Not all links are created equal, however. Links from relevant and high-quality websites usually move the needle more than links from irrelevant and low-quality websites. In other words, if your site is about Bitcoin, a link from a website about cryptocurrencies will likely positively impact rankings more than one from a website about travel.
Building high-quality links to your website is arguably one of the most challenging aspects of SEO and one of the most in-demand SEO skills.
Learn more: The Beginner’s Guide to Link Building
Technical SEO ensures that search engines like Google can find, crawl, and index your content. Unless they can do all three of these things, it’s unlikely that your pages will show up in the search results.
Let’s take a look at these three things in more detail.
- Find – Google first needs to know that your page exists and where to find it.
- Crawl – Google now needs permission to crawl the page. That’s where a computer program downloads the page’s content.
- Index – Google now needs permission to add your page to its index.
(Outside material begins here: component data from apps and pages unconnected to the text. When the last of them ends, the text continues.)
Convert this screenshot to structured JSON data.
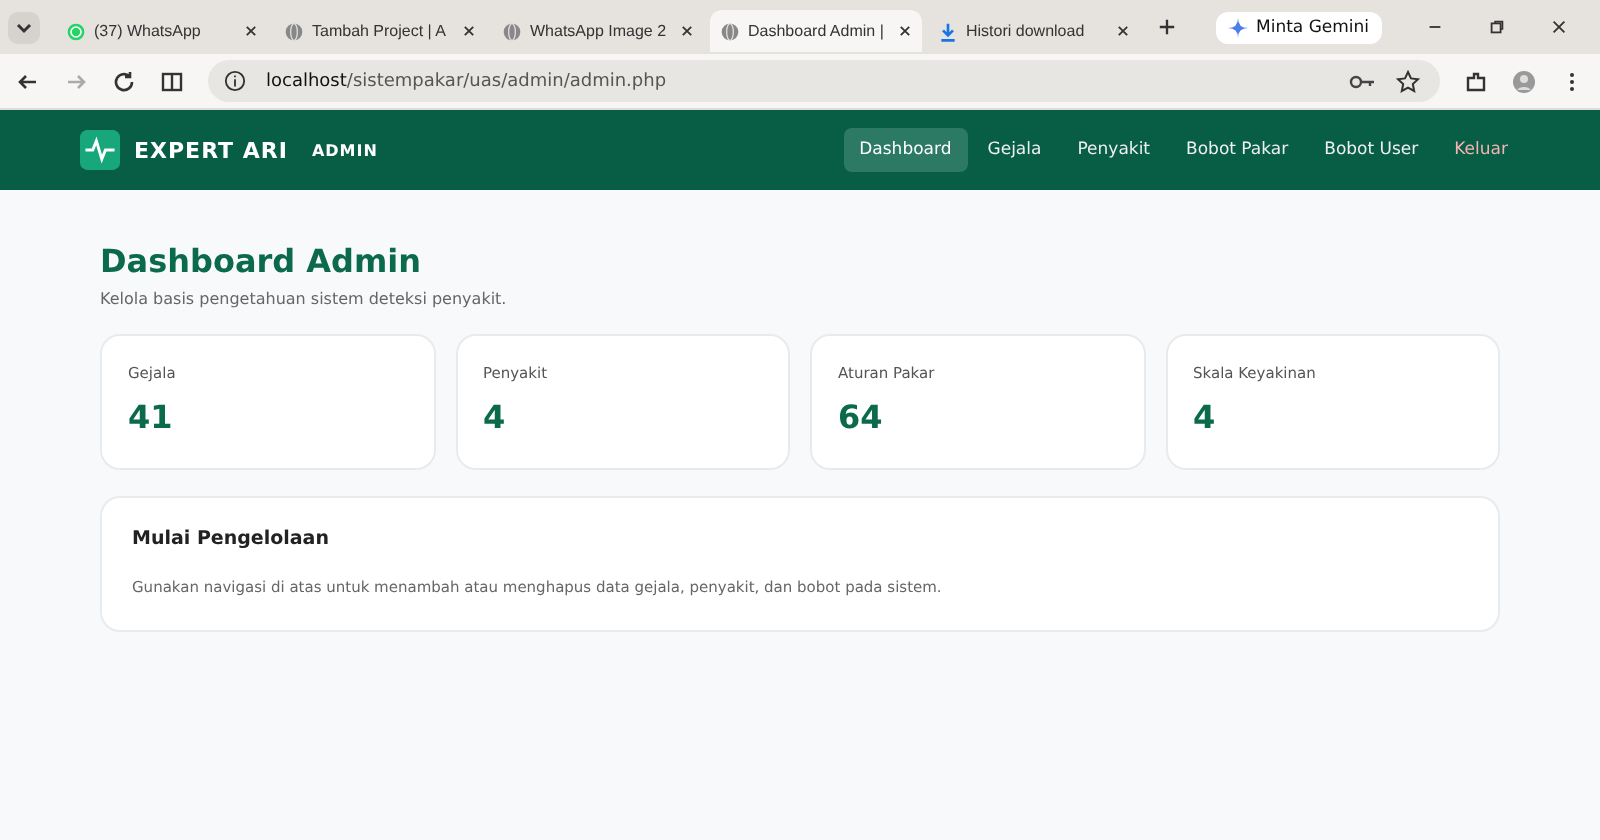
{
  "browser": {
    "tabs": [
      {
        "title": "(37) WhatsApp",
        "kind": "whatsapp",
        "selected": false
      },
      {
        "title": "Tambah Project | A",
        "kind": "globe",
        "selected": false
      },
      {
        "title": "WhatsApp Image 2",
        "kind": "globe",
        "selected": false
      },
      {
        "title": "Dashboard Admin |",
        "kind": "globe",
        "selected": true
      },
      {
        "title": "Histori download",
        "kind": "download",
        "selected": false
      }
    ],
    "gemini_button": "Minta Gemini",
    "url_host": "localhost",
    "url_path": "/sistempakar/uas/admin/admin.php"
  },
  "navbar": {
    "brand": "EXPERT ARI",
    "badge": "ADMIN",
    "items": [
      {
        "label": "Dashboard",
        "selected": true,
        "kind": "link"
      },
      {
        "label": "Gejala",
        "selected": false,
        "kind": "link"
      },
      {
        "label": "Penyakit",
        "selected": false,
        "kind": "link"
      },
      {
        "label": "Bobot Pakar",
        "selected": false,
        "kind": "link"
      },
      {
        "label": "Bobot User",
        "selected": false,
        "kind": "link"
      },
      {
        "label": "Keluar",
        "selected": false,
        "kind": "logout"
      }
    ]
  },
  "page": {
    "title": "Dashboard Admin",
    "subtitle": "Kelola basis pengetahuan sistem deteksi penyakit.",
    "stats": [
      {
        "label": "Gejala",
        "value": "41"
      },
      {
        "label": "Penyakit",
        "value": "4"
      },
      {
        "label": "Aturan Pakar",
        "value": "64"
      },
      {
        "label": "Skala Keyakinan",
        "value": "4"
      }
    ],
    "info": {
      "title": "Mulai Pengelolaan",
      "text": "Gunakan navigasi di atas untuk menambah atau menghapus data gejala, penyakit, dan bobot pada sistem."
    }
  }
}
You can solve the first part of the process by ensuring that your page has links from other known pages on your website and is in a sitemap that you’ve submitted to Google.
As for crawling and indexing, you need to ensure that you’re not blocking Google from doing either of these things. This is done using a file called robots.txt (crawling) and a meta tag called meta robots (indexing).
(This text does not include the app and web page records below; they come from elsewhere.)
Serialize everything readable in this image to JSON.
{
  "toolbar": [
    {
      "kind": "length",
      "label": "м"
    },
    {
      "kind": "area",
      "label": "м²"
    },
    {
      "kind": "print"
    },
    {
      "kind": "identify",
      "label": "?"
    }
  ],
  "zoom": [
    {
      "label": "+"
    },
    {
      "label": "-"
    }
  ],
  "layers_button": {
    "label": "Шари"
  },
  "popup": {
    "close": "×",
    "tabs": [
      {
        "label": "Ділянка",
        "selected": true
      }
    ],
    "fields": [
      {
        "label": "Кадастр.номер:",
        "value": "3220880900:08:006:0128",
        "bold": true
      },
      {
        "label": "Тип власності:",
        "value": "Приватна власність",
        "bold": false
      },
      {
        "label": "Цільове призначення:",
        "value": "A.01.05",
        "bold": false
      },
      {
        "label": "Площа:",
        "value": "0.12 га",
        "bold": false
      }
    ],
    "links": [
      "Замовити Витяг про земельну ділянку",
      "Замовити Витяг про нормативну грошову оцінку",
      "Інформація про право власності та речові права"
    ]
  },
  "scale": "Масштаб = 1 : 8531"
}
Learn more: The Beginner’s Guide to Technical SEO
2. Put your knowledge into practice
Here’s an apt quote:
Knowing SEO theory is one thing; applying that knowledge to rank a website is another thing entirely. You’ll learn more about SEO in the trenches than any other way.
For example, when I was getting started in SEO, I created a bodybuilding website, as I was interested in the topic at the time. First, I made sure my technical SEO was on point and that Google could find, crawl, and index any content I published. I then did some keyword research to find topics to cover. After that, I began publishing optimized content.
Here’s the first post I published in August 2012: